  • Young driver phone ban use laws: 38 states and the District of Columbia restrict cellphone use by young drivers.

Powerful video reminders: stay focused while driving this summer


A public service ad from Volkswagon uses a clever and persuasive way to drive home an important point.

A public service announcement from Honda illustrates things from a different perspective

This moving AT&T documentary shows just how quickly life can change

A California graphic designer takes photos of people texting while driving and uploads them to a site called TwitSpotting – he feeds these images to billboards in San Francisco

Gauging Your Distraction – Interactive game

From One Second to the Next: Powerful
Director Werner Herzog’s 35-minute documentary film takes a tough look at the aftermath of a split second error – texting while driving.

Distracted Driving Laws

From One Second to the Next: Powerful


Celebrated director Werner Herzog’s powerful 35-minute documentary film takes a tough look at the aftermath of a split second error – texting while driving. It was released in early August and already has nearly 2 million views. It tells the stories of people who suffered the effects of texting-while-driving accidents — told by victims, first responders, and by the people who caused the accidents by texting.

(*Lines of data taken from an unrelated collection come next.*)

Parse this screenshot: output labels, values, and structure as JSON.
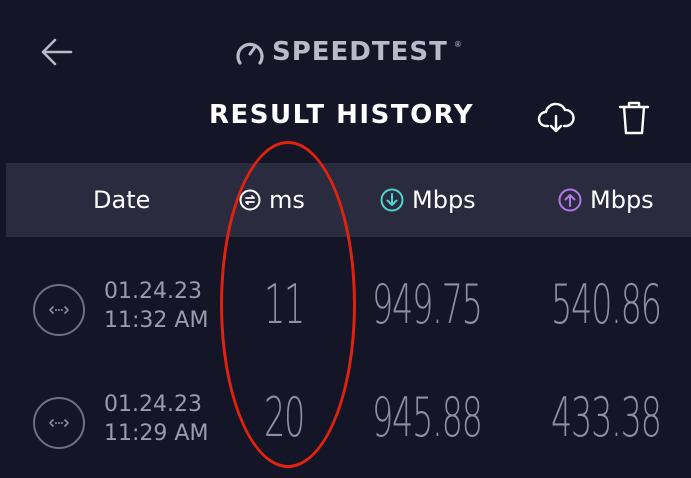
{
  "header": {
    "brand": "SPEEDTEST",
    "brand_mark": "®",
    "title": "RESULT HISTORY"
  },
  "icons": {
    "back": "back-arrow-icon",
    "brand": "gauge-icon",
    "cloud": "cloud-download-icon",
    "trash": "trash-icon",
    "ping": "ping-icon",
    "download": "download-icon",
    "upload": "upload-icon",
    "connection": "connection-icon"
  },
  "colors": {
    "background": "#141526",
    "header_row": "#2a2b3f",
    "download_accent": "#4fd4cc",
    "upload_accent": "#b07ae6",
    "annotation": "#e0220f"
  },
  "table": {
    "columns": {
      "date": "Date",
      "ping": "ms",
      "download": "Mbps",
      "upload": "Mbps"
    },
    "rows": [
      {
        "date": "01.24.23",
        "time": "11:32 AM",
        "ping": "11",
        "download": "949.75",
        "upload": "540.86"
      },
      {
        "date": "01.24.23",
        "time": "11:29 AM",
        "ping": "20",
        "download": "945.88",
        "upload": "433.38"
      }
    ]
  }
}
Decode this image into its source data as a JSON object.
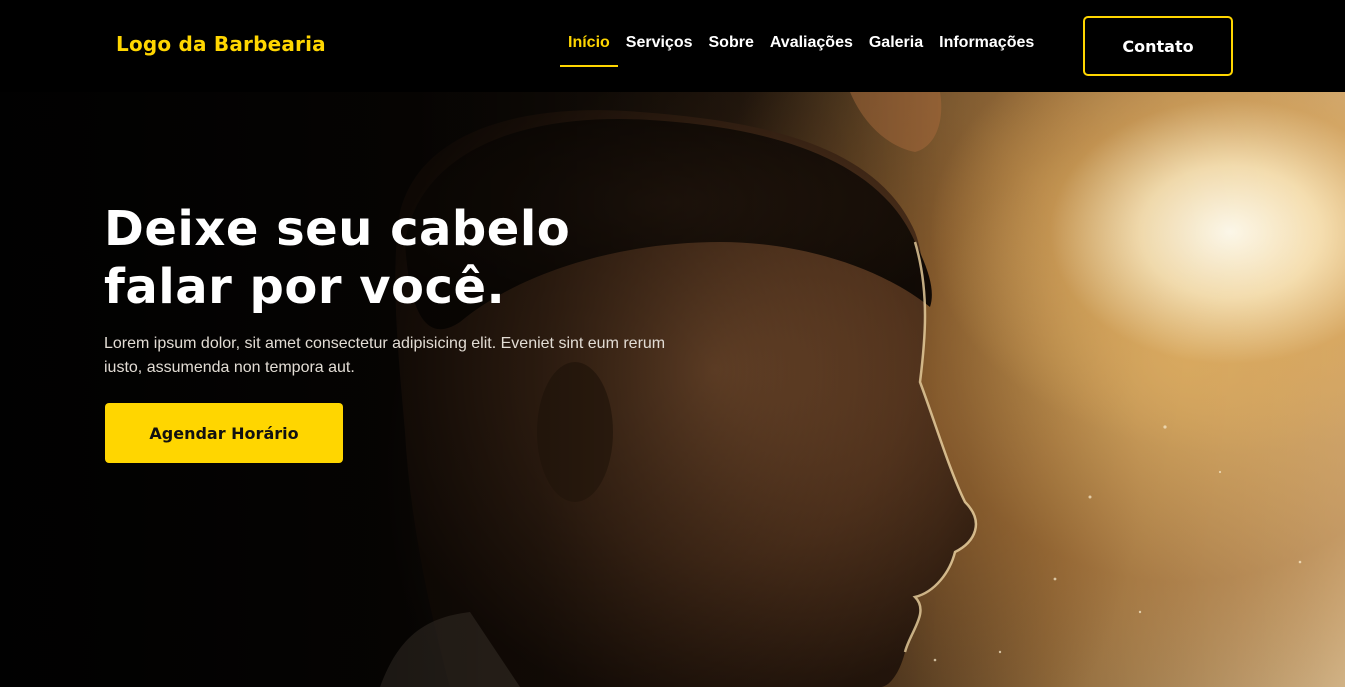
{
  "brand": {
    "logo_text": "Logo da Barbearia"
  },
  "nav": {
    "links": [
      {
        "label": "Início",
        "active": true
      },
      {
        "label": "Serviços",
        "active": false
      },
      {
        "label": "Sobre",
        "active": false
      },
      {
        "label": "Avaliações",
        "active": false
      },
      {
        "label": "Galeria",
        "active": false
      },
      {
        "label": "Informações",
        "active": false
      }
    ],
    "contact_label": "Contato"
  },
  "hero": {
    "title_line1": "Deixe seu cabelo",
    "title_line2": "falar por você.",
    "text": "Lorem ipsum dolor, sit amet consectetur adipisicing elit. Eveniet sint eum rerum iusto, assumenda non tempora aut.",
    "cta_label": "Agendar Horário",
    "image": "barbershop-client-portrait"
  },
  "colors": {
    "accent": "#ffd600",
    "background": "#000000",
    "text": "#ffffff"
  }
}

It takes only a second to cause a tragedy. Take the pledge: It Can Wait

The movie was made in partnership by wireless carriers AT&T, Verizon Wireless, T-Mobile and Sprint. A shorter version will be shown in 40,000 high schools at the start of the coming school year. Read more about the film here:
Director Werner Herzog’s “From One Second to the Next” has racked up nearly 1.75 million views on YouTube since it debuted Aug. 8.

Distracted walking is no joke


OK, you’ve heard about distracted driving – but were you aware that distracted walking could be a problem, too? Although it may sound funny, it’s a real thing and not a joke. Just as happens to drivers, pedestrians experience reduced situation awareness, distracted attention and unsafe behavior when talking or texting on mobile phones.

The US Consumer Product Safety Commission reported that 1,152 pedestrians were treated in emergency rooms after being injured while using a cellphone or some other electronic device in 2010 — and the number had doubled since the year before. The increase in pedestrian injuries paralleled and even exceeded distracted driving injuries.

Falling onto a train track

Falling off a pier

Scary run-in with a bear

A little humor to make a serious point
Distracted walking is a serious topic but it prompted fun-loving pranksters Improv Everywhere to launch an army of “Seeing Eye People” to protect the many distracted walkers in New York – a funny way to make a serious point.

Take the “texting while driving game” to see how you fare with distractions


When it comes to driving distractions like cellphones and texting, most people underestimate the danger that they pose and overestimate their own ability to multitask at the wheel. The New York Times has created a text while driving simulator, an interactive game that measures how your reaction time is affected by external distractions. Try it out and see how you do.
According to a news story accompanying this game, there is extensive research documenting the dangers of distracted driving:

“Studies say that drivers using phones are four times as likely to cause a crash as other drivers, and the likelihood that they will crash is equal to that of someone with a .08 percent blood alcohol level, the point at which drivers are generally considered intoxicated. Research also shows that hands-free devices do not eliminate the risks, and may worsen them by suggesting that the behavior is safe.
A 2003 Harvard study estimated that cellphone distractions caused 2,600 traffic deaths every year, and 330,000 accidents that result in moderate or severe injuries.
Yet Americans have largely ignored that research. Instead, they increasingly use phones, navigation devices and even laptops to turn their cars into mobile offices, chat rooms and entertainment centers, making roads more dangerous.”

We’ve previously posted about the increasing trend of states enacting laws against cellphone use and texting while driving along with a chart of state laws banning cellphones and texting while driving.